┌─ INFORMATION PROVIDED

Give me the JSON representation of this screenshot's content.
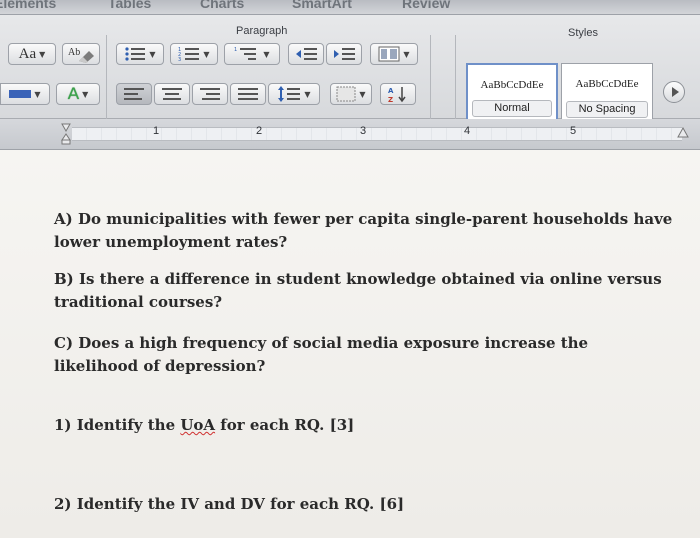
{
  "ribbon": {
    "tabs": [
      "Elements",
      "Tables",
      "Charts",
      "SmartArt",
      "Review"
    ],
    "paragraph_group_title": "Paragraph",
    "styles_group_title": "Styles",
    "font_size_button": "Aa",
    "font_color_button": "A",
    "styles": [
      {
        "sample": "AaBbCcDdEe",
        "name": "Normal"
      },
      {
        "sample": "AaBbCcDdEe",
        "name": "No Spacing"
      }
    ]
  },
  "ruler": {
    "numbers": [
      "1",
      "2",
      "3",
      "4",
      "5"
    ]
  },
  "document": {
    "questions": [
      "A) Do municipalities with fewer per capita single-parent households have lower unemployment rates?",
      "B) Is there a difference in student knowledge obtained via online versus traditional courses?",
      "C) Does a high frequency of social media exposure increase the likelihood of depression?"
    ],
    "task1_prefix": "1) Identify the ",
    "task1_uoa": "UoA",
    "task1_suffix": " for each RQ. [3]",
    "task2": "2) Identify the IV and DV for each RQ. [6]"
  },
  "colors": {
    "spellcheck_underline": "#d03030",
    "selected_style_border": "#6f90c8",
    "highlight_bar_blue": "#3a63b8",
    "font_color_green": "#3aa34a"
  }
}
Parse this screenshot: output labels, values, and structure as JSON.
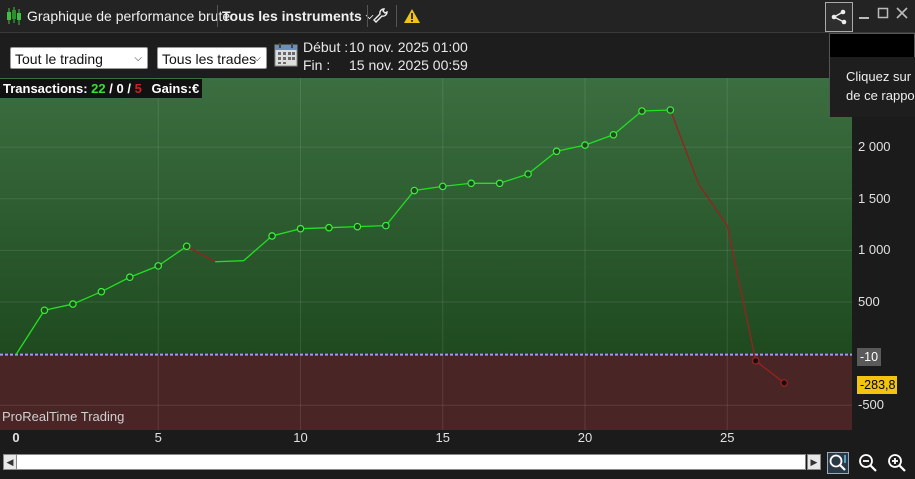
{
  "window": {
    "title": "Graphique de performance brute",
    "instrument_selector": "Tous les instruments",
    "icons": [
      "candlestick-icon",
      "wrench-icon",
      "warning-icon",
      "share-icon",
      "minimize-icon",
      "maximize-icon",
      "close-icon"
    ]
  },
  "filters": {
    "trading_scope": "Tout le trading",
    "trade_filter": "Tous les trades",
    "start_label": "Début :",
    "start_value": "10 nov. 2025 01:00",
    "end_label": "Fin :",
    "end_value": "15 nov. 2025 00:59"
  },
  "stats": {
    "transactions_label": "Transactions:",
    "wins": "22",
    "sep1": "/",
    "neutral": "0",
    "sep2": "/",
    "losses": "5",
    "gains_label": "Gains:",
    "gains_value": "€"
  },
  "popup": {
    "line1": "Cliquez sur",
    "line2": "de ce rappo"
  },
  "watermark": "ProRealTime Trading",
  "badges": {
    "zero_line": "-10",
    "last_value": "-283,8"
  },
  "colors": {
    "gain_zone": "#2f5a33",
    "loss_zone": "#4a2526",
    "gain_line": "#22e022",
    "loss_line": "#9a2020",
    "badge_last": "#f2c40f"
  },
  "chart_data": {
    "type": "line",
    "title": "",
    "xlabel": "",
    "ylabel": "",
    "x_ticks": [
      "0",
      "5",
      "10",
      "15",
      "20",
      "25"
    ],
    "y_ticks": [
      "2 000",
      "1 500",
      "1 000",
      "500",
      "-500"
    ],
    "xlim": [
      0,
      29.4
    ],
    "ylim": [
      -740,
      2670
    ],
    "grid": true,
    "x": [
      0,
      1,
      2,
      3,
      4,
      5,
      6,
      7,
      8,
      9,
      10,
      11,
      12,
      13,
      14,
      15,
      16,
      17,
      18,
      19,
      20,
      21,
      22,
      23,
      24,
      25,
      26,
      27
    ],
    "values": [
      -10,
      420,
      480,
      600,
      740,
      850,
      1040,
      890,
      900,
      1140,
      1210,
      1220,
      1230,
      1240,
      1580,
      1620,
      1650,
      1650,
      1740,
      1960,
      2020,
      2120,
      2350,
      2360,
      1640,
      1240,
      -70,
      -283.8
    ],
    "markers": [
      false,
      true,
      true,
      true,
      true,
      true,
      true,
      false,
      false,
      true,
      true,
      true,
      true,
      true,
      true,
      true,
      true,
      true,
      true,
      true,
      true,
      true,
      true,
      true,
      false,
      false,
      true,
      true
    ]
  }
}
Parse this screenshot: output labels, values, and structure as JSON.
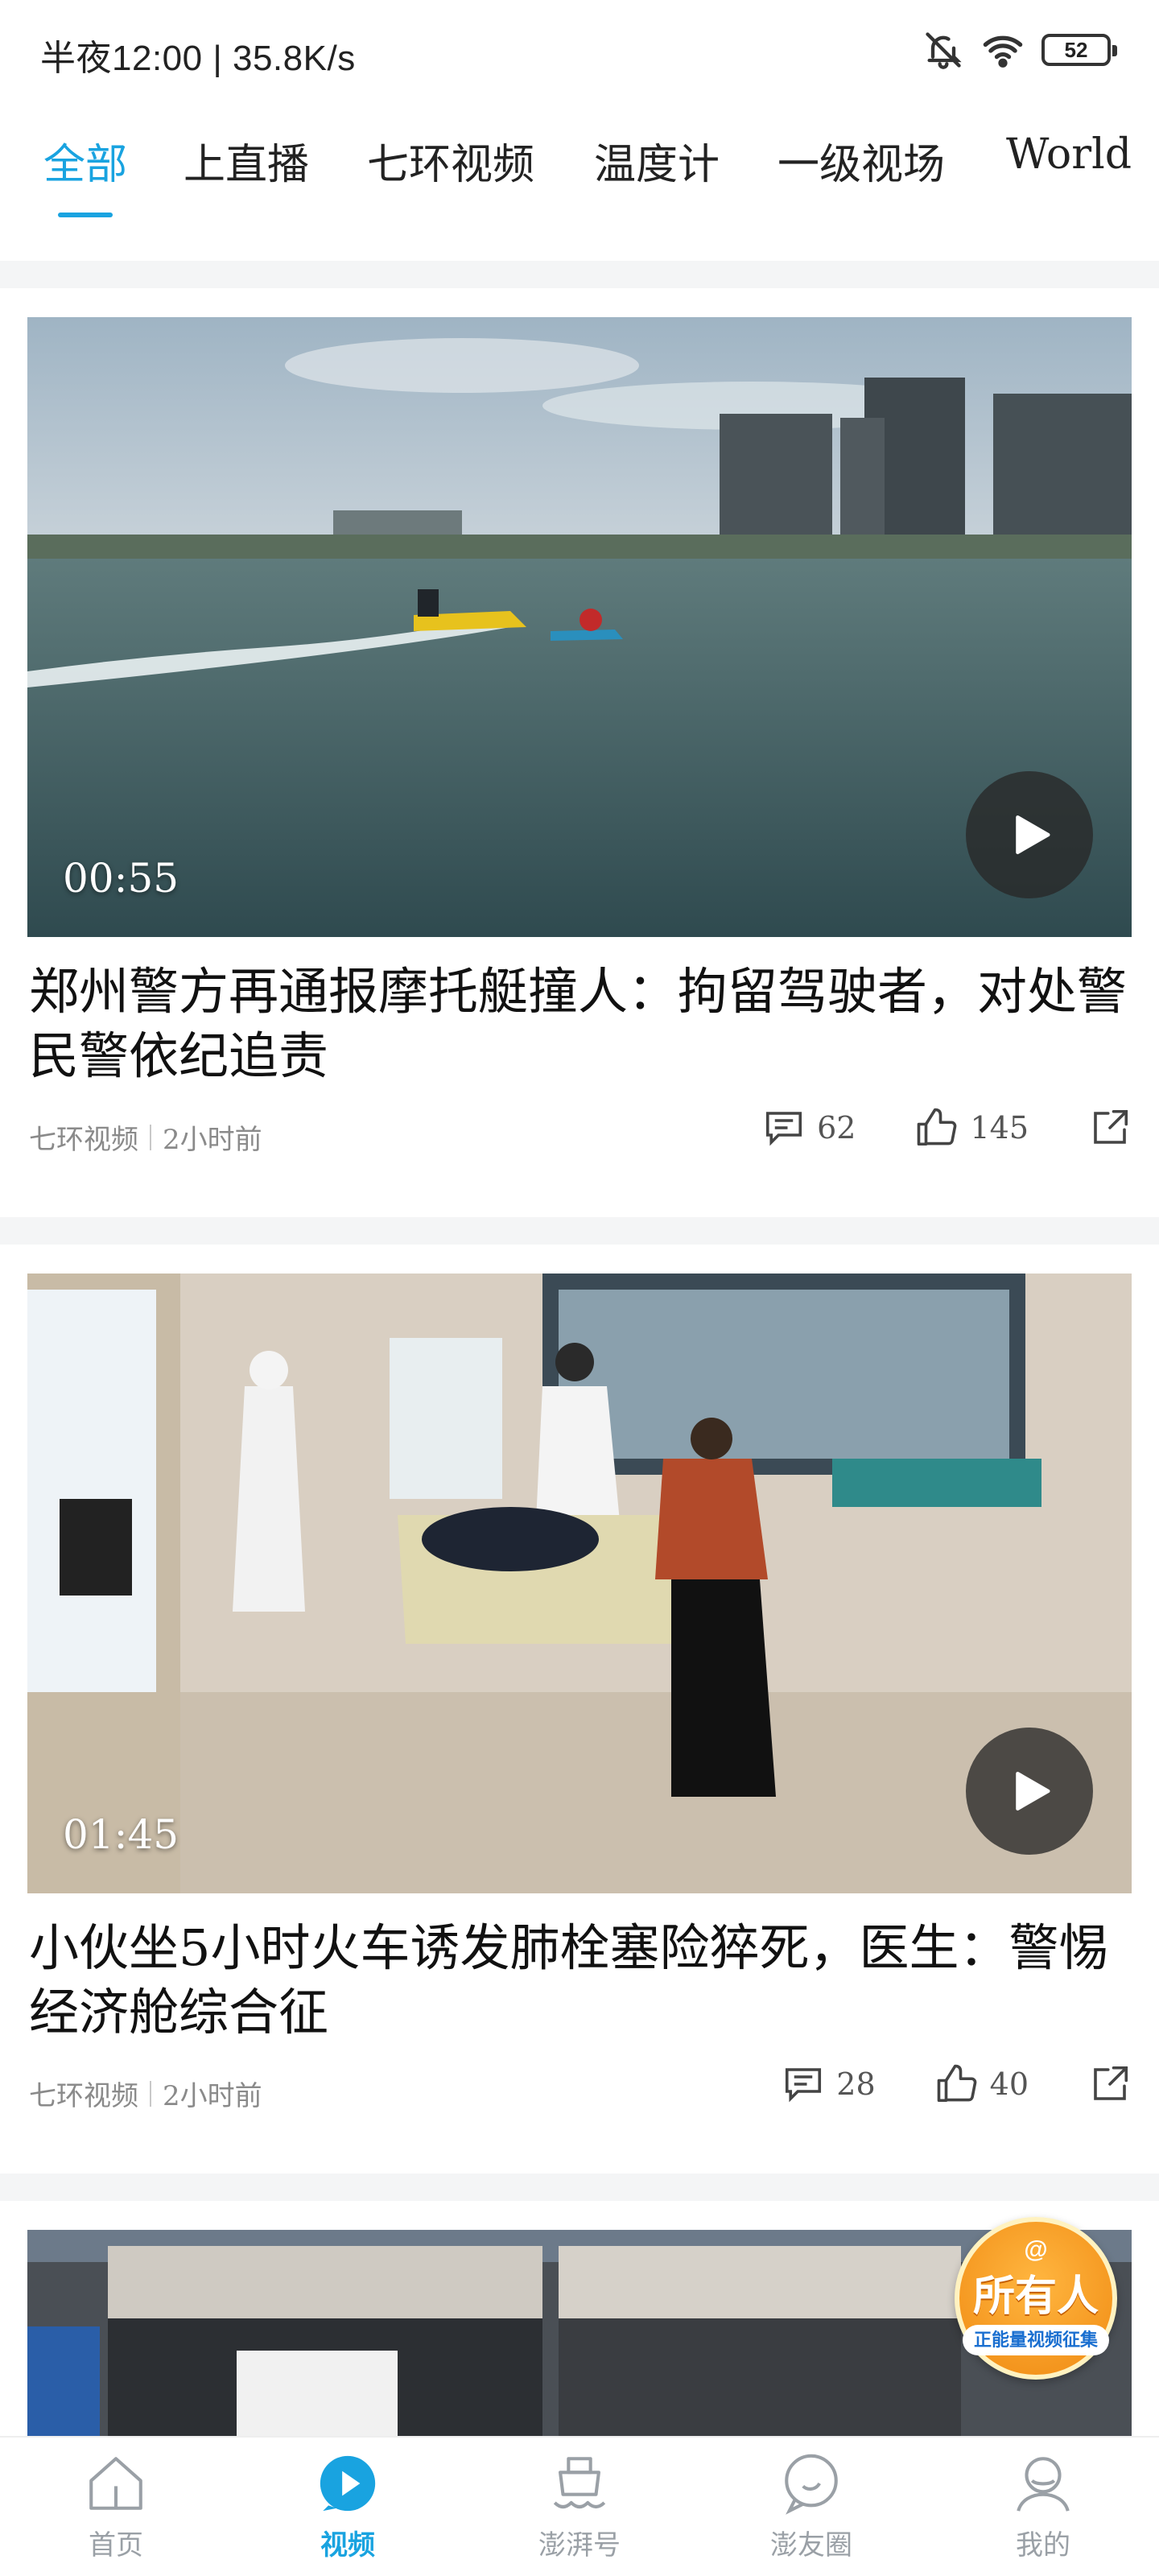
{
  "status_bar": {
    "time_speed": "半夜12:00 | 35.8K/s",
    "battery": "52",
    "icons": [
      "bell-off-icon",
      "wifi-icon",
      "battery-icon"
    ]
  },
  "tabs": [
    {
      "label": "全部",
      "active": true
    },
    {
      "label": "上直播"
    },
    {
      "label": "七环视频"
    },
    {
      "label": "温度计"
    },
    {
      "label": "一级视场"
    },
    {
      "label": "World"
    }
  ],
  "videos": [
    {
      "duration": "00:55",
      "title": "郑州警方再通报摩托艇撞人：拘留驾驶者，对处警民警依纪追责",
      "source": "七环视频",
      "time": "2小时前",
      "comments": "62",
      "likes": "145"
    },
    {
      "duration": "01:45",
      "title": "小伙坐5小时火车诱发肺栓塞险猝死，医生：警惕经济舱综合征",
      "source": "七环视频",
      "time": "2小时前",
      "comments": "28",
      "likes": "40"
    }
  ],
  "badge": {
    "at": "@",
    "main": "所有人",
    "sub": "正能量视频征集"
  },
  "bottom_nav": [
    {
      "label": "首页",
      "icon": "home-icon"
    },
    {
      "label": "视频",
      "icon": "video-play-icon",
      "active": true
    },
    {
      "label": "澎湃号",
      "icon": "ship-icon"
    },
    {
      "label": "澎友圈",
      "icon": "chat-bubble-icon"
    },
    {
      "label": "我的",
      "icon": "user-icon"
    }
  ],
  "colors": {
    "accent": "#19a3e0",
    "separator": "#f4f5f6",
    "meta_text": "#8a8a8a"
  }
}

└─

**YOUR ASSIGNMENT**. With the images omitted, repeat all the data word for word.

**RESPONSE BOX**.
Give me the JSON representation of this screenshot's content.
{
  "ribbon": {
    "tabs": [
      "Elements",
      "Tables",
      "Charts",
      "SmartArt",
      "Review"
    ],
    "paragraph_group_title": "Paragraph",
    "styles_group_title": "Styles",
    "font_size_button": "Aa",
    "font_color_button": "A",
    "styles": [
      {
        "sample": "AaBbCcDdEe",
        "name": "Normal"
      },
      {
        "sample": "AaBbCcDdEe",
        "name": "No Spacing"
      }
    ]
  },
  "ruler": {
    "numbers": [
      "1",
      "2",
      "3",
      "4",
      "5"
    ]
  },
  "document": {
    "questions": [
      "A) Do municipalities with fewer per capita single-parent households have lower unemployment rates?",
      "B) Is there a difference in student knowledge obtained via online versus traditional courses?",
      "C) Does a high frequency of social media exposure increase the likelihood of depression?"
    ],
    "task1_prefix": "1) Identify the ",
    "task1_uoa": "UoA",
    "task1_suffix": " for each RQ. [3]",
    "task2": "2) Identify the IV and DV for each RQ. [6]"
  },
  "colors": {
    "spellcheck_underline": "#d03030",
    "selected_style_border": "#6f90c8",
    "highlight_bar_blue": "#3a63b8",
    "font_color_green": "#3aa34a"
  }
}
Parse this screenshot: output labels, values, and structure as JSON.
{
  "window": {
    "title": "Graphique de performance brute",
    "instrument_selector": "Tous les instruments",
    "icons": [
      "candlestick-icon",
      "wrench-icon",
      "warning-icon",
      "share-icon",
      "minimize-icon",
      "maximize-icon",
      "close-icon"
    ]
  },
  "filters": {
    "trading_scope": "Tout le trading",
    "trade_filter": "Tous les trades",
    "start_label": "Début :",
    "start_value": "10 nov. 2025 01:00",
    "end_label": "Fin :",
    "end_value": "15 nov. 2025 00:59"
  },
  "stats": {
    "transactions_label": "Transactions:",
    "wins": "22",
    "sep1": "/",
    "neutral": "0",
    "sep2": "/",
    "losses": "5",
    "gains_label": "Gains:",
    "gains_value": "€"
  },
  "popup": {
    "line1": "Cliquez sur",
    "line2": "de ce rappo"
  },
  "watermark": "ProRealTime Trading",
  "badges": {
    "zero_line": "-10",
    "last_value": "-283,8"
  },
  "colors": {
    "gain_zone": "#2f5a33",
    "loss_zone": "#4a2526",
    "gain_line": "#22e022",
    "loss_line": "#9a2020",
    "badge_last": "#f2c40f"
  },
  "chart_data": {
    "type": "line",
    "title": "",
    "xlabel": "",
    "ylabel": "",
    "x_ticks": [
      "0",
      "5",
      "10",
      "15",
      "20",
      "25"
    ],
    "y_ticks": [
      "2 000",
      "1 500",
      "1 000",
      "500",
      "-500"
    ],
    "xlim": [
      0,
      29.4
    ],
    "ylim": [
      -740,
      2670
    ],
    "grid": true,
    "x": [
      0,
      1,
      2,
      3,
      4,
      5,
      6,
      7,
      8,
      9,
      10,
      11,
      12,
      13,
      14,
      15,
      16,
      17,
      18,
      19,
      20,
      21,
      22,
      23,
      24,
      25,
      26,
      27
    ],
    "values": [
      -10,
      420,
      480,
      600,
      740,
      850,
      1040,
      890,
      900,
      1140,
      1210,
      1220,
      1230,
      1240,
      1580,
      1620,
      1650,
      1650,
      1740,
      1960,
      2020,
      2120,
      2350,
      2360,
      1640,
      1240,
      -70,
      -283.8
    ],
    "markers": [
      false,
      true,
      true,
      true,
      true,
      true,
      true,
      false,
      false,
      true,
      true,
      true,
      true,
      true,
      true,
      true,
      true,
      true,
      true,
      true,
      true,
      true,
      true,
      true,
      false,
      false,
      true,
      true
    ]
  }
}
Parse this screenshot: output labels, values, and structure as JSON.
{
  "status_bar": {
    "time_speed": "半夜12:00 | 35.8K/s",
    "battery": "52",
    "icons": [
      "bell-off-icon",
      "wifi-icon",
      "battery-icon"
    ]
  },
  "tabs": [
    {
      "label": "全部",
      "active": true
    },
    {
      "label": "上直播"
    },
    {
      "label": "七环视频"
    },
    {
      "label": "温度计"
    },
    {
      "label": "一级视场"
    },
    {
      "label": "World"
    }
  ],
  "videos": [
    {
      "duration": "00:55",
      "title": "郑州警方再通报摩托艇撞人：拘留驾驶者，对处警民警依纪追责",
      "source": "七环视频",
      "time": "2小时前",
      "comments": "62",
      "likes": "145"
    },
    {
      "duration": "01:45",
      "title": "小伙坐5小时火车诱发肺栓塞险猝死，医生：警惕经济舱综合征",
      "source": "七环视频",
      "time": "2小时前",
      "comments": "28",
      "likes": "40"
    }
  ],
  "badge": {
    "at": "@",
    "main": "所有人",
    "sub": "正能量视频征集"
  },
  "bottom_nav": [
    {
      "label": "首页",
      "icon": "home-icon"
    },
    {
      "label": "视频",
      "icon": "video-play-icon",
      "active": true
    },
    {
      "label": "澎湃号",
      "icon": "ship-icon"
    },
    {
      "label": "澎友圈",
      "icon": "chat-bubble-icon"
    },
    {
      "label": "我的",
      "icon": "user-icon"
    }
  ],
  "colors": {
    "accent": "#19a3e0",
    "separator": "#f4f5f6",
    "meta_text": "#8a8a8a"
  }
}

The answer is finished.